Ethnobotanical organizations are trying to raise money to study ayahuasca and its medicinal qualities, as well as create a health guide for tourists interested in traveling to shamanic centers in the Amazon.
There's a growing concern that as more Western tourists head to the Amazon looking for a psychedelic experience, more fly-by-night "shamans" will pop up looking to cash in on the boom. There have been other reported deaths, as well as reports of physical and sexual assaults.
Oswald admits she still struggles with grief and agreed to talk to CNN about her son's death because she hopes it might help warn young people like her son who are seeking ayahuasca treatment in the Amazon.
"If you're going to do this, you really really really need to research it and make sure wherever you find is properly supervised and there's medical supervision there," she said. "And maybe even staying in the United States if you need to do it."
She remains suspicious about the whole ayahuasca tourism boom, saying "I just think it's become a fad, maybe it's like the LSD of the '60s."
But she said she would support some sort of regulation of the ayahuasca tourism industry if it ensured that participants would be monitored by medical professionals.
"I definitely think it needs to be monitored somehow. It's a hallucinogenic drug. ... They call it a medicine, but it is a hallucinogenic drug," she said. "Obviously there's side effects to everything. Anyone can have an adverse reaction to something. You don't leave someone alone with a hallucinogenic drug (in their system)."
Oswald says she'll probably return to Peru one day when she's ready. She is not considering any further legal action because, as she said, "I can't put myself in that position to continue hating someone."

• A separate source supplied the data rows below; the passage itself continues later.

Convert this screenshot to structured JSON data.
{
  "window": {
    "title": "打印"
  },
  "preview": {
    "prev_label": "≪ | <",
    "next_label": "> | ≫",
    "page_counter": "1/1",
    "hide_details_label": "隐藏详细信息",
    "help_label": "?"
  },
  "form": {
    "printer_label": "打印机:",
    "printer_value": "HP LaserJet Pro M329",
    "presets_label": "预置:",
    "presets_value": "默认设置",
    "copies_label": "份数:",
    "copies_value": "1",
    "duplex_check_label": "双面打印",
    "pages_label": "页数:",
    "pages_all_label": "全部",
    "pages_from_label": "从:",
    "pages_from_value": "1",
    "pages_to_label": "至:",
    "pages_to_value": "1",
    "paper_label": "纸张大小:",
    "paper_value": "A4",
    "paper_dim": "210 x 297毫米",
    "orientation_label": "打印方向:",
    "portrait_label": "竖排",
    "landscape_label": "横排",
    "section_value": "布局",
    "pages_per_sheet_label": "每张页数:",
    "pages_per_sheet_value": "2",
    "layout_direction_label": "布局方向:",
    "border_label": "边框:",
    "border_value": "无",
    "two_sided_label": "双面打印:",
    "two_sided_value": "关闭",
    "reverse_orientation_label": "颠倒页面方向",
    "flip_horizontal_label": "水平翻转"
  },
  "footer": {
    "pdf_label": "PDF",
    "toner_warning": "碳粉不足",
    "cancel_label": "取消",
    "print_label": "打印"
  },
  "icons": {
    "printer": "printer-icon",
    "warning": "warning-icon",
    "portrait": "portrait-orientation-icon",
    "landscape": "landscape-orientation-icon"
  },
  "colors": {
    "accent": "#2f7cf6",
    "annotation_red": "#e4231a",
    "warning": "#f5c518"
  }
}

"I just have to try to get this behind me. I can't continue to hate the shaman. ... I can't let him ruin my life any more than he already has," she said. "I need to get beyond it."